--- Supplied material ---

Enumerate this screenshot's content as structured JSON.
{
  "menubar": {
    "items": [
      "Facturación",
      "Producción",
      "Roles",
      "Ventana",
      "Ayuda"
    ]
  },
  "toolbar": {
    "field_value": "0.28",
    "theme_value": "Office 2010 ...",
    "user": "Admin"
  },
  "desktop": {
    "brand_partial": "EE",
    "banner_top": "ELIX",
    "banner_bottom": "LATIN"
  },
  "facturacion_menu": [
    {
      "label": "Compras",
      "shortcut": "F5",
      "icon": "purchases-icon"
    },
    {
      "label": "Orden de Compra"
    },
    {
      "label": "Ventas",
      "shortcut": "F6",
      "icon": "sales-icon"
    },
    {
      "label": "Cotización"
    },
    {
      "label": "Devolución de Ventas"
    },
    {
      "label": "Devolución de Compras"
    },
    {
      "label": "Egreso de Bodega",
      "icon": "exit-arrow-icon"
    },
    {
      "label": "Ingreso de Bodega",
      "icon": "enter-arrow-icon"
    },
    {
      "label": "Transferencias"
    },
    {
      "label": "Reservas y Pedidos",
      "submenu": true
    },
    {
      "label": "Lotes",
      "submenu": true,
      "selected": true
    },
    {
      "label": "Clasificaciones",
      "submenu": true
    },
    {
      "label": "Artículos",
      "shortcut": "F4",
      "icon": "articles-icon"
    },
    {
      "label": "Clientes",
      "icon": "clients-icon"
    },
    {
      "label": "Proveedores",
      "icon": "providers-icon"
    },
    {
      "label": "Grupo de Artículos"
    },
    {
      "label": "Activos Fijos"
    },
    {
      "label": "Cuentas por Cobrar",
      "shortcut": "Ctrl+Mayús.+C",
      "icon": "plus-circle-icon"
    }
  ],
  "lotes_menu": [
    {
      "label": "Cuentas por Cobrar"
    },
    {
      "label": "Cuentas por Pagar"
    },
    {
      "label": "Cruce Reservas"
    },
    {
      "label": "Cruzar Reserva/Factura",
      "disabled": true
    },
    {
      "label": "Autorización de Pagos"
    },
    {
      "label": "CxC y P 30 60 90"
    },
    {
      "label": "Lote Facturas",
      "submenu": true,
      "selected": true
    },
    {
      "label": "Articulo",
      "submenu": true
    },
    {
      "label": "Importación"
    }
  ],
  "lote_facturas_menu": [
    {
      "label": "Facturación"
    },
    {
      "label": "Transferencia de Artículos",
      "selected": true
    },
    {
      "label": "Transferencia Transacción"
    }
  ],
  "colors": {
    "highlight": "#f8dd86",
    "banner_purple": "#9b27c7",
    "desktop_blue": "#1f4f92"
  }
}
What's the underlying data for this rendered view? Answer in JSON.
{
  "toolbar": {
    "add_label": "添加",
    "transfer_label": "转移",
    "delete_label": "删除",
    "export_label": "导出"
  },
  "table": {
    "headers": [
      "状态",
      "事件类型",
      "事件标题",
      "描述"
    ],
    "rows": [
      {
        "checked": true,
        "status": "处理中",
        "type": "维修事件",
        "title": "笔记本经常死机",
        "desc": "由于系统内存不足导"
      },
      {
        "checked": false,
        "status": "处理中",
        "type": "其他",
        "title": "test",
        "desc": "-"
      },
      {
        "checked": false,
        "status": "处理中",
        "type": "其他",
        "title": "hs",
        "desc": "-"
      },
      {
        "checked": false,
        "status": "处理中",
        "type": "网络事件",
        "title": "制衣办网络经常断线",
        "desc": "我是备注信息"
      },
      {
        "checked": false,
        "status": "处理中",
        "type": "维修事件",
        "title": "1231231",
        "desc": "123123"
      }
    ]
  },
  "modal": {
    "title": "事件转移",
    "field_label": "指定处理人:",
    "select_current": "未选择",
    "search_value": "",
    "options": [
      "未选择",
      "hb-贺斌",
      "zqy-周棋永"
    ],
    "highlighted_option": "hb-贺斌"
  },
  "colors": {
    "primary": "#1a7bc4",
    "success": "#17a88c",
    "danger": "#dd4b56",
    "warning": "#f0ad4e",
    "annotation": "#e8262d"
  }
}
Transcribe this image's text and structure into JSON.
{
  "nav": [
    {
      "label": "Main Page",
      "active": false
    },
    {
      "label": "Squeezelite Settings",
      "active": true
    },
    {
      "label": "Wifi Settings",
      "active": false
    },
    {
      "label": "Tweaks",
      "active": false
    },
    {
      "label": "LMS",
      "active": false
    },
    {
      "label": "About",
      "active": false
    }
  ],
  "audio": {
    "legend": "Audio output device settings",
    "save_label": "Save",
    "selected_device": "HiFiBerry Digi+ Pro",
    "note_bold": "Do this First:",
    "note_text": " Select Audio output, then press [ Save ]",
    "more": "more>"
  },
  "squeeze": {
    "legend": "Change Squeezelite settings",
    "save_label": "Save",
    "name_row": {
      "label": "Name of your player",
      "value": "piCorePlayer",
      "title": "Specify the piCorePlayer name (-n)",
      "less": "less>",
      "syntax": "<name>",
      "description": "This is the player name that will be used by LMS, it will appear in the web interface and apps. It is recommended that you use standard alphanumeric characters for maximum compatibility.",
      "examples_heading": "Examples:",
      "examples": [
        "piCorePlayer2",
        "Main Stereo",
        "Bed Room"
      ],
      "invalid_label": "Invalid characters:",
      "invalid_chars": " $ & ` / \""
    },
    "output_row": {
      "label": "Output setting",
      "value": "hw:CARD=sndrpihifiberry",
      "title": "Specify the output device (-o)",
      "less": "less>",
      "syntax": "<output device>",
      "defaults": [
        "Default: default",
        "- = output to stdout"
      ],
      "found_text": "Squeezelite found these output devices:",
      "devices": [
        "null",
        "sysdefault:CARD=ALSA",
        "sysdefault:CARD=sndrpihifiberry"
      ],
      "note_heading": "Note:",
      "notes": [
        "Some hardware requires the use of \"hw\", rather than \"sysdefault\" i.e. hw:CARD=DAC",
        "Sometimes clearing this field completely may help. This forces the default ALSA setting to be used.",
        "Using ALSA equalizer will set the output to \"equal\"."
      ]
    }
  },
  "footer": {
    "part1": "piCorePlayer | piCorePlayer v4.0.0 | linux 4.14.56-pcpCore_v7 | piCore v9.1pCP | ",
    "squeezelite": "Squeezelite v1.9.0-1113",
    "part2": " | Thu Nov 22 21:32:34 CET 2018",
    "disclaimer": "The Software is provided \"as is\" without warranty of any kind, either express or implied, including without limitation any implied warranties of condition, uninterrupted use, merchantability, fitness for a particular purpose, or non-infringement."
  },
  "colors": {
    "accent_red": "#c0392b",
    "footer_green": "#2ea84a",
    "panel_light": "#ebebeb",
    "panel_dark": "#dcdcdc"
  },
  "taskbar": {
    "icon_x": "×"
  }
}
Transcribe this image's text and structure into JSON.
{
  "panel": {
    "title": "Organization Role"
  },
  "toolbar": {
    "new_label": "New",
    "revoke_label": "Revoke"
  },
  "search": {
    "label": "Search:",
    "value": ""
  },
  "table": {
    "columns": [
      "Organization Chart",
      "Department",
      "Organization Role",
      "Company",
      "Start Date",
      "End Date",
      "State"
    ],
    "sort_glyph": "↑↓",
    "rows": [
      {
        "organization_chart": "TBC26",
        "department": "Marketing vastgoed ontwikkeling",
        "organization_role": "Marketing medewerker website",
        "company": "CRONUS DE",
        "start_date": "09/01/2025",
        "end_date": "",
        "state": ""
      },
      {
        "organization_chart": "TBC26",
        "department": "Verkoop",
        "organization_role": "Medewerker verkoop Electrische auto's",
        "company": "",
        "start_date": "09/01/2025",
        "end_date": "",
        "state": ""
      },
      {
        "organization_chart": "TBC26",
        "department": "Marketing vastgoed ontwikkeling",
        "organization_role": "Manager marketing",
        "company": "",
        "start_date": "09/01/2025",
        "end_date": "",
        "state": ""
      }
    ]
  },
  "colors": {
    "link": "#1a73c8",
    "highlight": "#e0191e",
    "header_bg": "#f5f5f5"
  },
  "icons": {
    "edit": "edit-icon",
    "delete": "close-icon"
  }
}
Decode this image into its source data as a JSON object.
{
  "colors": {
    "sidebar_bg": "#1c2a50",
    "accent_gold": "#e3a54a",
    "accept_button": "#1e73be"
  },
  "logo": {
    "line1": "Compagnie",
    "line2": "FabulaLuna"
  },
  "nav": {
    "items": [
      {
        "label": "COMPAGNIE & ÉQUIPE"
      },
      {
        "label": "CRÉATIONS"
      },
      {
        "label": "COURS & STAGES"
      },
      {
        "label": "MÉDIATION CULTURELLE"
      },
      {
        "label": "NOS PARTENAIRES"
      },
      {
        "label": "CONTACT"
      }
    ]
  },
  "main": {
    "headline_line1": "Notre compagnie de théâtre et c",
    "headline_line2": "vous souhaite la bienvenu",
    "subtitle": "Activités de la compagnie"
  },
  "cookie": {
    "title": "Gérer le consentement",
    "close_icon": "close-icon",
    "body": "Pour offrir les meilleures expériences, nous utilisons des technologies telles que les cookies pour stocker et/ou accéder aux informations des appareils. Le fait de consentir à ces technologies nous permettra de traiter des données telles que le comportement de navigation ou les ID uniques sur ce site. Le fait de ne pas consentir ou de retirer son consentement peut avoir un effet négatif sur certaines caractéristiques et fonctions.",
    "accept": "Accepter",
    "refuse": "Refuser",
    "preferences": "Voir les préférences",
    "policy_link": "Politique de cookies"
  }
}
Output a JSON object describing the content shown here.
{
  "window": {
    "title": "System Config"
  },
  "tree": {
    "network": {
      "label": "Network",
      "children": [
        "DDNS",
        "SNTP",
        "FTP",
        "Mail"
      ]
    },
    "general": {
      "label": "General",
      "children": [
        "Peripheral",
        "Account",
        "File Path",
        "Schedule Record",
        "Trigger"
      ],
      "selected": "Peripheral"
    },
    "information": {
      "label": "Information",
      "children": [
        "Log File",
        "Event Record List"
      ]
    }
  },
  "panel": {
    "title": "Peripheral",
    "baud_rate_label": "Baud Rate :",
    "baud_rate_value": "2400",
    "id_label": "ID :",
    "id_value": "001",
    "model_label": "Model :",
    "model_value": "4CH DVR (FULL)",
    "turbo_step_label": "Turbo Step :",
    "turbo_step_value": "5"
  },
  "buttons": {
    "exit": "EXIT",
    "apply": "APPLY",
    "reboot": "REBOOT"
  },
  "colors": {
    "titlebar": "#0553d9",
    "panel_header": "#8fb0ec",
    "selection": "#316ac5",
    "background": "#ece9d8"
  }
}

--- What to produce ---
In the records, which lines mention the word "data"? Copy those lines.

--- Task result ---
What's the underlying data for this rendered view? Answer in JSON.
Decode this image into its source data as a JSON object.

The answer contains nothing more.